NORAD spends 364 days a year protecting the airspace over North America. When Christmas rolls around, however, they add another unidentified aircraft to their duties, because you better believe Santa always fails to file a flight plan. OnStar will connect its users with NORAD, so kids can stay up-to-date on Santa's travels while on the road to Grandma's house.
Tracking Santa's Christmas Eve travels has a long and proud tradition in the American military, according to The Atlantic. During World War II, Eisenhower's headquarters put out a press release regarding Santa's North Pole Command. During the Cold War, the State Department and the Air Force sent out their own press releases.

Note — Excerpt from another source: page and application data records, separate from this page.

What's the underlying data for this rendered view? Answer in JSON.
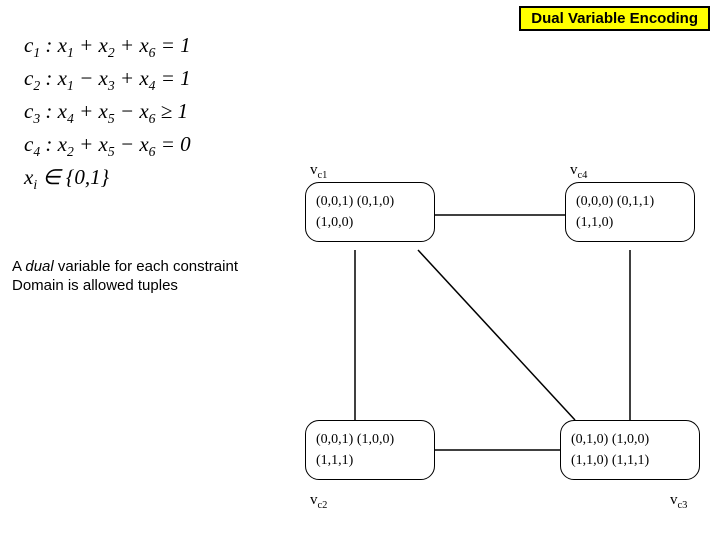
{
  "title": "Dual Variable Encoding",
  "constraints": {
    "c1": "c₁ : x₁ + x₂ + x₆ = 1",
    "c2": "c₂ : x₁ − x₃ + x₄ = 1",
    "c3": "c₃ : x₄ + x₅ − x₆ ≥ 1",
    "c4": "c₄ : x₂ + x₅ − x₆ = 0",
    "domain": "xᵢ ∈ {0,1}"
  },
  "note": {
    "line1_html": "A <em>dual</em> variable for each constraint",
    "line1_plain": "A dual variable for each constraint",
    "line2": "Domain is allowed tuples"
  },
  "nodes": {
    "vc1": {
      "label": "v꜀₁",
      "row1": "(0,0,1) (0,1,0)",
      "row2": "(1,0,0)"
    },
    "vc4": {
      "label": "v꜀₄",
      "row1": "(0,0,0) (0,1,1)",
      "row2": "(1,1,0)"
    },
    "vc2": {
      "label": "v꜀₂",
      "row1": "(0,0,1) (1,0,0)",
      "row2": "(1,1,1)"
    },
    "vc3": {
      "label": "v꜀₃",
      "row1": "(0,1,0) (1,0,0)",
      "row2": "(1,1,0) (1,1,1)"
    }
  }
}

Santa was first actively tracked across the globe back in 1955 by NORAD's predecessor, the Continental Air Defense Command, or CONAD. NORAD picked up the mantle in 1957, and has been tracking Santa's progress ever since.

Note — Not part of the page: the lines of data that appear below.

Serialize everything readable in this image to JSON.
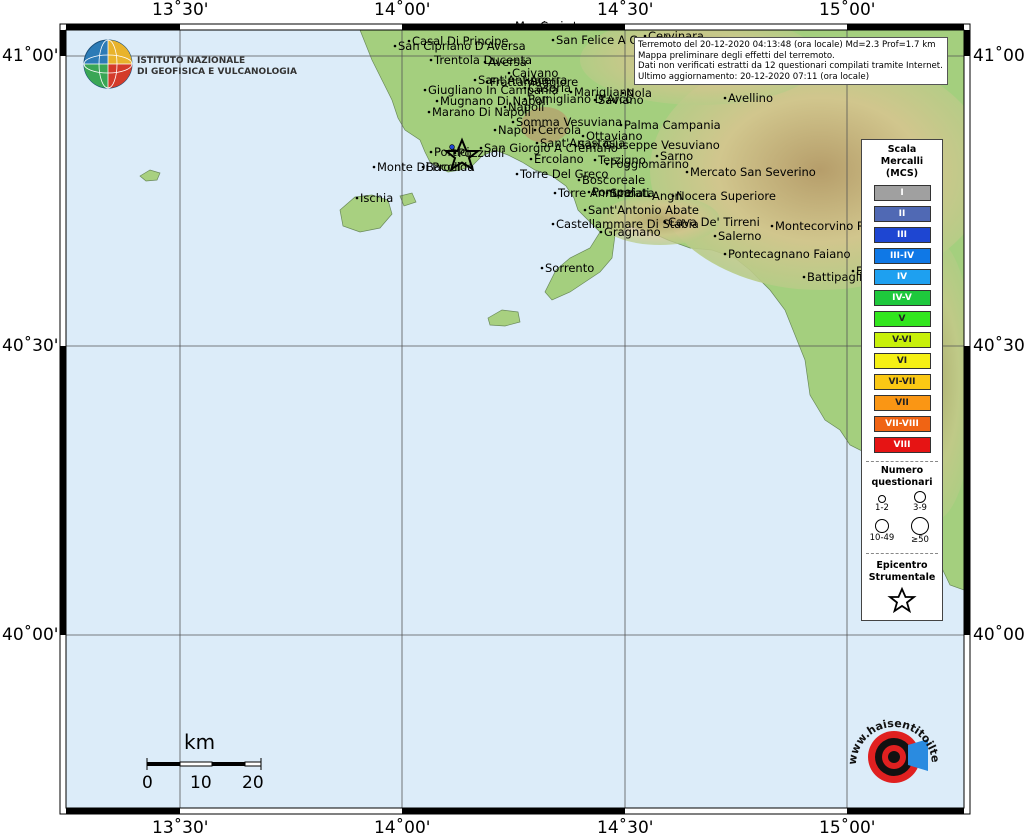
{
  "axis": {
    "top": [
      "13˚30'",
      "14˚00'",
      "14˚30'",
      "15˚00'"
    ],
    "bottom": [
      "13˚30'",
      "14˚00'",
      "14˚30'",
      "15˚00'"
    ],
    "left": [
      "41˚00'",
      "40˚30'",
      "40˚00'"
    ],
    "right": [
      "41˚00'",
      "40˚30'",
      "40˚00'"
    ]
  },
  "ingv": {
    "line1": "ISTITUTO NAZIONALE",
    "line2": "DI GEOFISICA E VULCANOLOGIA"
  },
  "info": {
    "line1": "Terremoto del 20-12-2020 04:13:48 (ora locale) Md=2.3 Prof=1.7 km",
    "line2": "Mappa preliminare degli effetti del terremoto.",
    "line3": "Dati non verificati estratti da 12 questionari compilati tramite Internet.",
    "line4": "Ultimo aggiornamento: 20-12-2020 07:11 (ora locale)"
  },
  "places": [
    {
      "name": "Marcianise"
    },
    {
      "name": "Caserta"
    },
    {
      "name": "Casal Di Principe"
    },
    {
      "name": "San Cipriano D'Aversa"
    },
    {
      "name": "San Felice A Cancello"
    },
    {
      "name": "Cervinara"
    },
    {
      "name": "Trentola Ducenta"
    },
    {
      "name": "Aversa"
    },
    {
      "name": "Caivano"
    },
    {
      "name": "Acerra"
    },
    {
      "name": "Sant'Antimo"
    },
    {
      "name": "Frattamaggiore"
    },
    {
      "name": "Giugliano In Campania"
    },
    {
      "name": "Casoria"
    },
    {
      "name": "Marigliano"
    },
    {
      "name": "Nola"
    },
    {
      "name": "Mugnano Di Napoli"
    },
    {
      "name": "Pomigliano D'Arco"
    },
    {
      "name": "Saviano"
    },
    {
      "name": "Marano Di Napoli"
    },
    {
      "name": "Napoli"
    },
    {
      "name": "Avellino"
    },
    {
      "name": "Somma Vesuviana"
    },
    {
      "name": "Napoli"
    },
    {
      "name": "Cercola"
    },
    {
      "name": "Ottaviano"
    },
    {
      "name": "San Giuseppe Vesuviano"
    },
    {
      "name": "Sant'Anastasia"
    },
    {
      "name": "Palma Campania"
    },
    {
      "name": "San Giorgio A Cremano"
    },
    {
      "name": "Portici"
    },
    {
      "name": "Pozzuoli"
    },
    {
      "name": "Monte Di Procida"
    },
    {
      "name": "Bacoli"
    },
    {
      "name": "Ercolano"
    },
    {
      "name": "Terzigno"
    },
    {
      "name": "Sarno"
    },
    {
      "name": "Torre Del Greco"
    },
    {
      "name": "Poggiomarino"
    },
    {
      "name": "Mercato San Severino"
    },
    {
      "name": "Boscoreale"
    },
    {
      "name": "Torre Annunziata"
    },
    {
      "name": "Pompei"
    },
    {
      "name": "Scafati"
    },
    {
      "name": "Angri"
    },
    {
      "name": "Nocera Superiore"
    },
    {
      "name": "Ischia"
    },
    {
      "name": "Sant'Antonio Abate"
    },
    {
      "name": "Castellammare Di Stabia"
    },
    {
      "name": "Cava De' Tirreni"
    },
    {
      "name": "Gragnano"
    },
    {
      "name": "Montecorvino Rovella"
    },
    {
      "name": "Salerno"
    },
    {
      "name": "Pontecagnano Faiano"
    },
    {
      "name": "Sorrento"
    },
    {
      "name": "Battipaglia"
    },
    {
      "name": "Eboli"
    }
  ],
  "legend": {
    "title1": "Scala",
    "title2": "Mercalli",
    "title3": "(MCS)",
    "classes": [
      {
        "label": "I",
        "color": "#a0a0a0"
      },
      {
        "label": "II",
        "color": "#5069b4"
      },
      {
        "label": "III",
        "color": "#1e46d2"
      },
      {
        "label": "III-IV",
        "color": "#0f78e6"
      },
      {
        "label": "IV",
        "color": "#1ea0f0"
      },
      {
        "label": "IV-V",
        "color": "#1ec83c"
      },
      {
        "label": "V",
        "color": "#32e61e"
      },
      {
        "label": "V-VI",
        "color": "#c8f00a"
      },
      {
        "label": "VI",
        "color": "#f5f014"
      },
      {
        "label": "VI-VII",
        "color": "#fac814"
      },
      {
        "label": "VII",
        "color": "#fa9614"
      },
      {
        "label": "VII-VIII",
        "color": "#f06414"
      },
      {
        "label": "VIII",
        "color": "#e61414"
      }
    ],
    "questionari_title1": "Numero",
    "questionari_title2": "questionari",
    "q_classes": [
      "1-2",
      "3-9",
      "10-49",
      "≥50"
    ],
    "epicentro1": "Epicentro",
    "epicentro2": "Strumentale"
  },
  "scale": {
    "unit": "km",
    "ticks": [
      "0",
      "10",
      "20"
    ]
  },
  "hsit": {
    "text": "www.haisentitoilterremoto.it"
  },
  "colors": {
    "sea": "#dcecf9",
    "land": "#9cc97a",
    "grid": "#555555"
  }
}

Subscribers can check up on Santa's real-time location in their cars from 6 am (EST) Christmas Eve until 5 am Christmas Day. If you don't have OnStar, you can still track Santa by calling (877) 446-6723 or visit www.noradsanta.org. Of course, because it's 2016, Santa also has a hashtag. Use #Santa #NORADSanta, or tweet to @NORADSanta.